───── PROVIDED DATA

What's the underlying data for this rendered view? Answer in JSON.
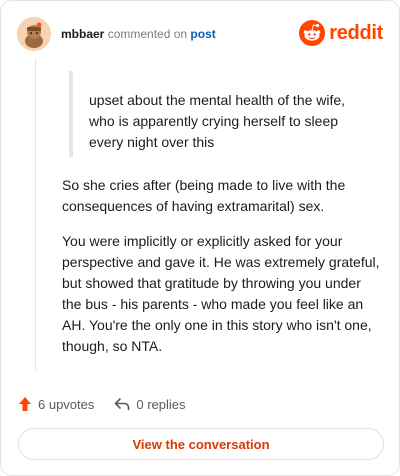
{
  "header": {
    "username": "mbbaer",
    "verb": " commented on ",
    "post_link": "post",
    "brand": "reddit"
  },
  "comment": {
    "quote": "upset about the mental health of the wife, who is apparently crying herself to sleep every night over this",
    "paragraphs": [
      "So she cries after (being made to live with the consequences of having extramarital) sex.",
      "You were implicitly or explicitly asked for your perspective and gave it. He was extremely grateful, but showed that gratitude by throwing you under the bus - his parents - who made you feel like an AH. You're the only one in this story who isn't one, though, so NTA."
    ]
  },
  "footer": {
    "upvotes": "6 upvotes",
    "replies": "0 replies",
    "cta": "View the conversation"
  },
  "colors": {
    "brand": "#ff4500",
    "link": "#0b5fb5",
    "cta": "#d93a00"
  },
  "icons": {
    "avatar": "snoo-avatar",
    "logo": "reddit-snoo-icon",
    "upvote": "upvote-arrow-icon",
    "reply": "reply-arrow-icon"
  }
}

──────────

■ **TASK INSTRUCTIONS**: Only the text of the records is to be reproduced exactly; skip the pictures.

■ **SOLUTION TO THE EXERCISE**:
What's the underlying data for this rendered view? Answer in JSON.
{
  "header": {
    "username": "mbbaer",
    "verb": " commented on ",
    "post_link": "post",
    "brand": "reddit"
  },
  "comment": {
    "quote": "upset about the mental health of the wife, who is apparently crying herself to sleep every night over this",
    "paragraphs": [
      "So she cries after (being made to live with the consequences of having extramarital) sex.",
      "You were implicitly or explicitly asked for your perspective and gave it. He was extremely grateful, but showed that gratitude by throwing you under the bus - his parents - who made you feel like an AH. You're the only one in this story who isn't one, though, so NTA."
    ]
  },
  "footer": {
    "upvotes": "6 upvotes",
    "replies": "0 replies",
    "cta": "View the conversation"
  },
  "colors": {
    "brand": "#ff4500",
    "link": "#0b5fb5",
    "cta": "#d93a00"
  },
  "icons": {
    "avatar": "snoo-avatar",
    "logo": "reddit-snoo-icon",
    "upvote": "upvote-arrow-icon",
    "reply": "reply-arrow-icon"
  }
}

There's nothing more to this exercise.